◆ **Source material**:
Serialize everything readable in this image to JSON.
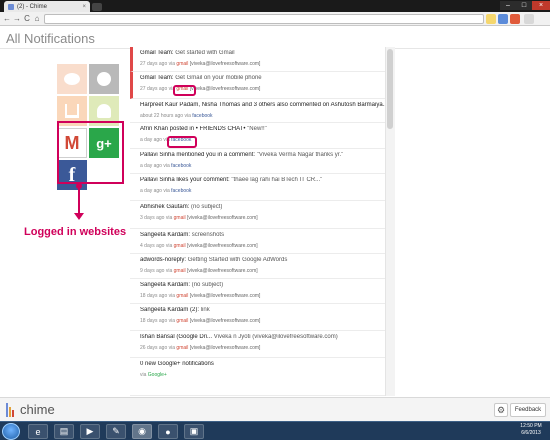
{
  "browser": {
    "tab_title": "(2) - Chime",
    "tab_close": "×",
    "window_controls": {
      "minimize": "–",
      "maximize": "□",
      "close": "×"
    },
    "nav": {
      "back": "←",
      "forward": "→",
      "reload": "C",
      "home": "⌂"
    },
    "address_value": "",
    "extensions": [
      "bookmark-icon",
      "chime-extension-icon",
      "extension-icon",
      "wrench-menu-icon"
    ]
  },
  "app": {
    "page_title": "All Notifications",
    "brand": "chime",
    "feedback_label": "Feedback",
    "settings_icon": "gear-icon",
    "accent": "#d0005a",
    "colors": {
      "unread_marker": "#e04848",
      "gmail": "#d14836",
      "facebook": "#3b5998",
      "google_plus": "#2aa74a"
    }
  },
  "service_tiles": [
    {
      "name": "reddit-tile",
      "icon": "reddit-icon",
      "state": "inactive"
    },
    {
      "name": "github-tile",
      "icon": "github-icon",
      "state": "inactive"
    },
    {
      "name": "stackoverflow-tile",
      "icon": "stackoverflow-icon",
      "state": "inactive"
    },
    {
      "name": "android-tile",
      "icon": "android-icon",
      "state": "inactive"
    },
    {
      "name": "gmail-tile",
      "icon": "gmail-icon",
      "glyph": "M",
      "state": "active"
    },
    {
      "name": "google-plus-tile",
      "icon": "google-plus-icon",
      "glyph": "g+",
      "state": "active"
    },
    {
      "name": "facebook-tile",
      "icon": "facebook-icon",
      "glyph": "f",
      "state": "active"
    }
  ],
  "annotation": {
    "label": "Logged in websites"
  },
  "notifications": [
    {
      "sender": "Gmail Team:",
      "subject": "Get started with Gmail",
      "time": "27 days ago via",
      "service": "gmail",
      "account": "[viveka@ilovefreesoftware.com]",
      "unread": true
    },
    {
      "sender": "Gmail Team:",
      "subject": "Get Gmail on your mobile phone",
      "time": "27 days ago via",
      "service": "gmail",
      "account": "[viveka@ilovefreesoftware.com]",
      "unread": true
    },
    {
      "sender": "Harpreet Kaur Padam, Nisha Thomas and 3 others also commented on Ashutosh Barmaiya...",
      "subject": "",
      "time": "about 22 hours ago via",
      "service": "facebook",
      "account": "",
      "unread": false
    },
    {
      "sender": "Afrin Khan posted in • FRIENDS CHAT• ",
      "subject": "\"New!!\"",
      "time": "a day ago via",
      "service": "facebook",
      "account": "",
      "unread": false
    },
    {
      "sender": "Pallavi Sinha mentioned you in a comment:",
      "subject": "\"Viveka Verma Nagar thanks yr.\"",
      "time": "a day ago via",
      "service": "facebook",
      "account": "",
      "unread": false
    },
    {
      "sender": "Pallavi Sinha likes your comment:",
      "subject": "\"thaee lag rahi hai BTech IT CR...\"",
      "time": "a day ago via",
      "service": "facebook",
      "account": "",
      "unread": false
    },
    {
      "sender": "Abhishek Gautam:",
      "subject": "(no subject)",
      "time": "3 days ago via",
      "service": "gmail",
      "account": "[viveka@ilovefreesoftware.com]",
      "unread": false
    },
    {
      "sender": "Sangeeta Kardam:",
      "subject": "screenshots",
      "time": "4 days ago via",
      "service": "gmail",
      "account": "[viveka@ilovefreesoftware.com]",
      "unread": false
    },
    {
      "sender": "adwords-noreply:",
      "subject": "Getting Started with Google AdWords",
      "time": "9 days ago via",
      "service": "gmail",
      "account": "[viveka@ilovefreesoftware.com]",
      "unread": false
    },
    {
      "sender": "Sangeeta Kardam:",
      "subject": "(no subject)",
      "time": "18 days ago via",
      "service": "gmail",
      "account": "[viveka@ilovefreesoftware.com]",
      "unread": false
    },
    {
      "sender": "Sangeeta Kardam (2):",
      "subject": "link",
      "time": "18 days ago via",
      "service": "gmail",
      "account": "[viveka@ilovefreesoftware.com]",
      "unread": false
    },
    {
      "sender": "Ishan Bansal (Google Dri...",
      "subject": "Viveka n Jyoti (viveka@ilovefreesoftware.com)",
      "time": "26 days ago via",
      "service": "gmail",
      "account": "[viveka@ilovefreesoftware.com]",
      "unread": false
    },
    {
      "sender": "0 new Google+ notifications",
      "subject": "",
      "time": "via",
      "service": "Google+",
      "account": "",
      "unread": false
    }
  ],
  "service_labels": {
    "gmail": "gmail",
    "facebook": "facebook",
    "Google+": "Google+"
  },
  "taskbar": {
    "apps": [
      "internet-explorer-icon",
      "file-explorer-icon",
      "media-player-icon",
      "paint-icon",
      "chrome-icon",
      "firefox-icon",
      "remote-icon"
    ],
    "time": "12:50 PM",
    "date": "6/6/2013"
  }
}
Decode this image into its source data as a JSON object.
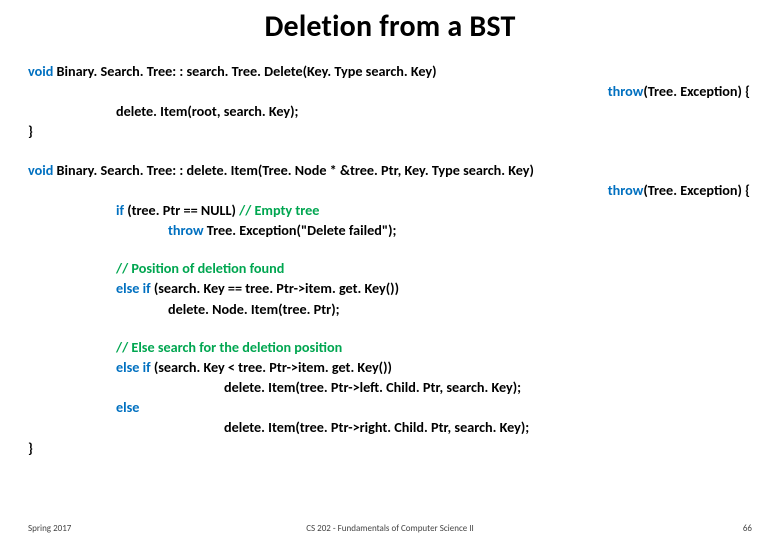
{
  "title": "Deletion from a BST",
  "code1": {
    "sig_prefix": "void",
    "sig_rest": " Binary. Search. Tree: : search. Tree. Delete(Key. Type search. Key)",
    "throw_kw": "throw",
    "throw_rest": "(Tree. Exception) {",
    "body": "delete. Item(root, search. Key);",
    "close": "}"
  },
  "code2": {
    "sig_prefix": "void",
    "sig_rest": " Binary. Search. Tree: : delete. Item(Tree. Node * &tree. Ptr, Key. Type search. Key)",
    "throw_kw": "throw",
    "throw_rest": "(Tree. Exception) {",
    "if_kw": "if",
    "if_cond": " (tree. Ptr == NULL) ",
    "if_comment": "// Empty tree",
    "throw_stmt_kw": "throw",
    "throw_stmt_rest": " Tree. Exception(\"Delete failed\");",
    "pos_comment": "// Position of deletion found",
    "elseif1_kw": "else if",
    "elseif1_cond": " (search. Key == tree. Ptr->item. get. Key())",
    "elseif1_body": "delete. Node. Item(tree. Ptr);",
    "else_comment": "// Else search for the deletion position",
    "elseif2_kw": "else if",
    "elseif2_cond": " (search. Key < tree. Ptr->item. get. Key())",
    "elseif2_body": "delete. Item(tree. Ptr->left. Child. Ptr, search. Key);",
    "else_kw": "else",
    "else_body": "delete. Item(tree. Ptr->right. Child. Ptr, search. Key);",
    "close": "}"
  },
  "footer": {
    "left": "Spring 2017",
    "center": "CS 202 - Fundamentals of Computer Science II",
    "right": "66"
  }
}
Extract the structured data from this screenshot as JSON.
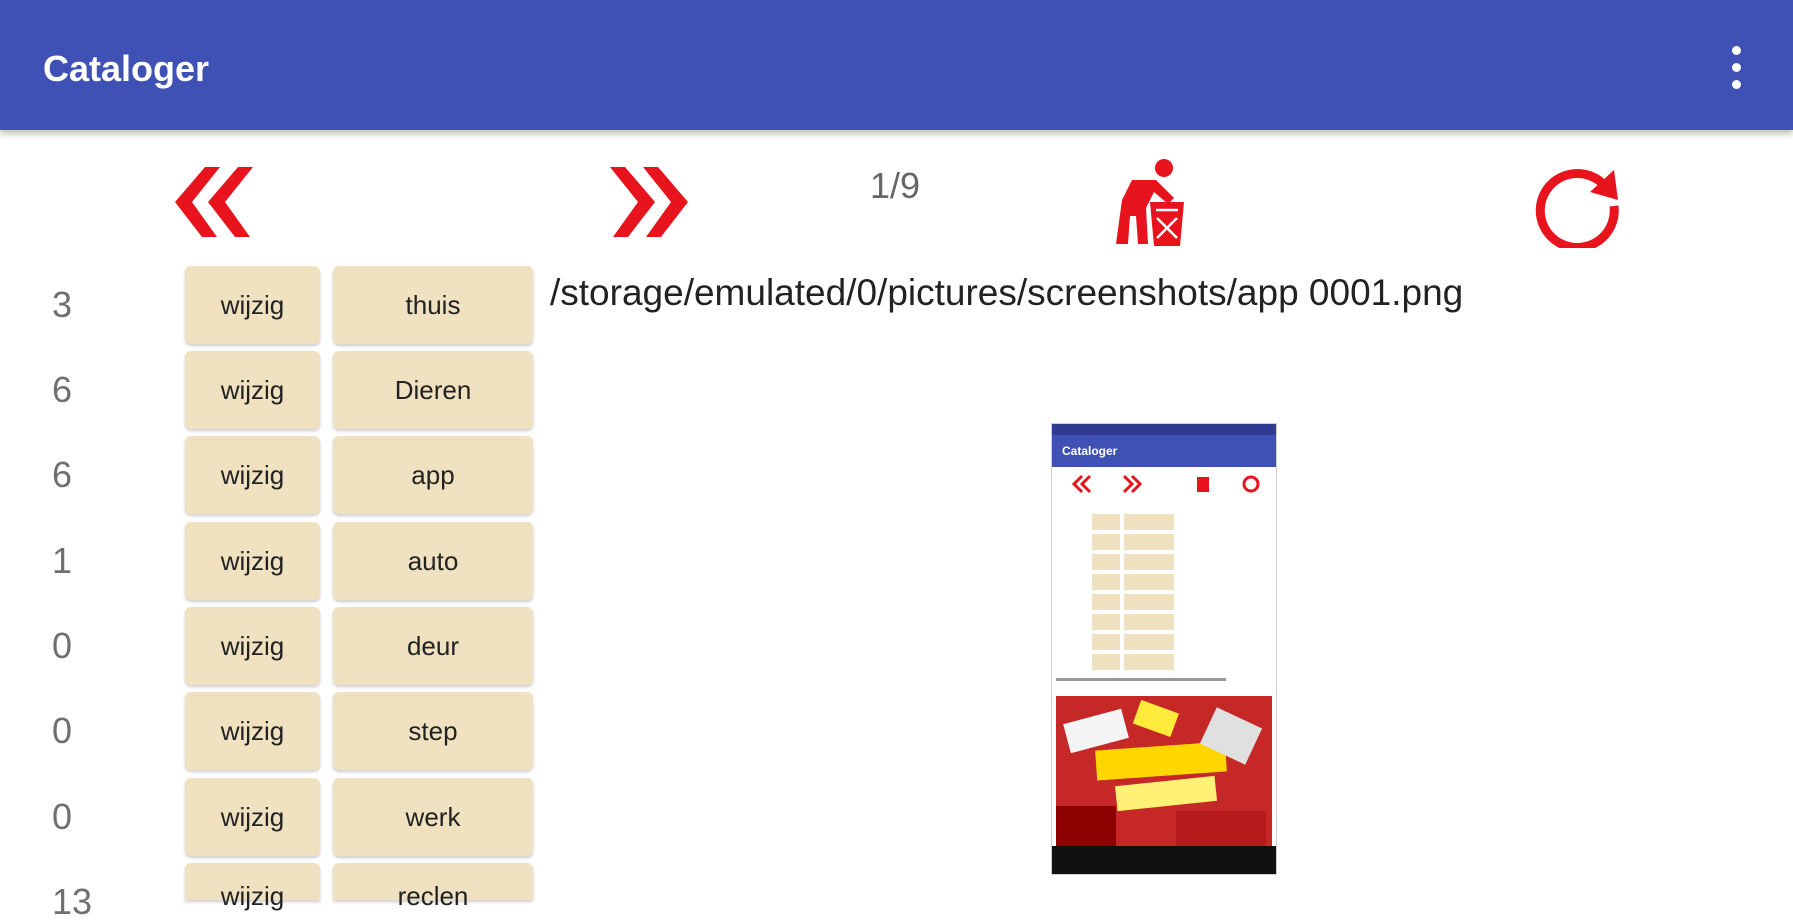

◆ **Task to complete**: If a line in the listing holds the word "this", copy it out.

◆ **Expected answer**:
Serialize everything readable in this image to JSON.
Decode this image into its source data as a JSON object.
Extract the structured data from this screenshot as JSON.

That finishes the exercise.